§ **Task instructions**:
The data below has to be returned exactly, down to the last character.

§ **Data shown**:

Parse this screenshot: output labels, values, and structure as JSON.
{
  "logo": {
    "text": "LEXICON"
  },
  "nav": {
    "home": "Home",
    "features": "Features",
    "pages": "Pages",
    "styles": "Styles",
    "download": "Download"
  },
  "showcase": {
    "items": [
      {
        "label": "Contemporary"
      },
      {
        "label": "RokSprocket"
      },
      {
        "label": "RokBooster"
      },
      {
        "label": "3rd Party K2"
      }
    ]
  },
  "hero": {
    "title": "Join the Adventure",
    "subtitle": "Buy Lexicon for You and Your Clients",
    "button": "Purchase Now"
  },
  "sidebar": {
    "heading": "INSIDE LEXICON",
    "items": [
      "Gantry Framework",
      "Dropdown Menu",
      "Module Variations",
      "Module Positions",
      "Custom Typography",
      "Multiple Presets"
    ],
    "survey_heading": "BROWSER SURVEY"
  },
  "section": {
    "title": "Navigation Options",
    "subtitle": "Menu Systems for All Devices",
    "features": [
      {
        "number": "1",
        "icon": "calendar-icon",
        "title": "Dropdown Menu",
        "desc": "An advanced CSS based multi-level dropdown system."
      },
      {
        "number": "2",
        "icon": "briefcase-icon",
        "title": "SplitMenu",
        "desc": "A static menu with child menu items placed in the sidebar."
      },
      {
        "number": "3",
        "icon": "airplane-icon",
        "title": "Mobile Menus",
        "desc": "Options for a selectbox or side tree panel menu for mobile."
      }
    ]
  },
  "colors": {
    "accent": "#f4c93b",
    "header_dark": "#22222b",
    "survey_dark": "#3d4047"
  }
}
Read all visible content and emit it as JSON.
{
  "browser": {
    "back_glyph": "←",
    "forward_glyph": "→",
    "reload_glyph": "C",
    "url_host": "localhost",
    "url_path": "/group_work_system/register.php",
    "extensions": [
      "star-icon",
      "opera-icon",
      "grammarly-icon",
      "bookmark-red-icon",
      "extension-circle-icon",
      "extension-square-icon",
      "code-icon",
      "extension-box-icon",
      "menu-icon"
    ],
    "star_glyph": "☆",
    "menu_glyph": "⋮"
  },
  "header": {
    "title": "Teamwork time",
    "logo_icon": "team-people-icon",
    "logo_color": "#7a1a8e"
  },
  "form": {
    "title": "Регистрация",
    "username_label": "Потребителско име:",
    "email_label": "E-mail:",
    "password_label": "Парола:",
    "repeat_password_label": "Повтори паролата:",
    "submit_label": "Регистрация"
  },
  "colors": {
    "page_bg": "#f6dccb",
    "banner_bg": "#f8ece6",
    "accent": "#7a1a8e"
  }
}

§ **Response to this task**:
Parse this screenshot: output labels, values, and structure as JSON.
{
  "logo": {
    "text": "LEXICON"
  },
  "nav": {
    "home": "Home",
    "features": "Features",
    "pages": "Pages",
    "styles": "Styles",
    "download": "Download"
  },
  "showcase": {
    "items": [
      {
        "label": "Contemporary"
      },
      {
        "label": "RokSprocket"
      },
      {
        "label": "RokBooster"
      },
      {
        "label": "3rd Party K2"
      }
    ]
  },
  "hero": {
    "title": "Join the Adventure",
    "subtitle": "Buy Lexicon for You and Your Clients",
    "button": "Purchase Now"
  },
  "sidebar": {
    "heading": "INSIDE LEXICON",
    "items": [
      "Gantry Framework",
      "Dropdown Menu",
      "Module Variations",
      "Module Positions",
      "Custom Typography",
      "Multiple Presets"
    ],
    "survey_heading": "BROWSER SURVEY"
  },
  "section": {
    "title": "Navigation Options",
    "subtitle": "Menu Systems for All Devices",
    "features": [
      {
        "number": "1",
        "icon": "calendar-icon",
        "title": "Dropdown Menu",
        "desc": "An advanced CSS based multi-level dropdown system."
      },
      {
        "number": "2",
        "icon": "briefcase-icon",
        "title": "SplitMenu",
        "desc": "A static menu with child menu items placed in the sidebar."
      },
      {
        "number": "3",
        "icon": "airplane-icon",
        "title": "Mobile Menus",
        "desc": "Options for a selectbox or side tree panel menu for mobile."
      }
    ]
  },
  "colors": {
    "accent": "#f4c93b",
    "header_dark": "#22222b",
    "survey_dark": "#3d4047"
  }
}
Read all visible content and emit it as JSON.
{
  "browser": {
    "back_glyph": "←",
    "forward_glyph": "→",
    "reload_glyph": "C",
    "url_host": "localhost",
    "url_path": "/group_work_system/register.php",
    "extensions": [
      "star-icon",
      "opera-icon",
      "grammarly-icon",
      "bookmark-red-icon",
      "extension-circle-icon",
      "extension-square-icon",
      "code-icon",
      "extension-box-icon",
      "menu-icon"
    ],
    "star_glyph": "☆",
    "menu_glyph": "⋮"
  },
  "header": {
    "title": "Teamwork time",
    "logo_icon": "team-people-icon",
    "logo_color": "#7a1a8e"
  },
  "form": {
    "title": "Регистрация",
    "username_label": "Потребителско име:",
    "email_label": "E-mail:",
    "password_label": "Парола:",
    "repeat_password_label": "Повтори паролата:",
    "submit_label": "Регистрация"
  },
  "colors": {
    "page_bg": "#f6dccb",
    "banner_bg": "#f8ece6",
    "accent": "#7a1a8e"
  }
}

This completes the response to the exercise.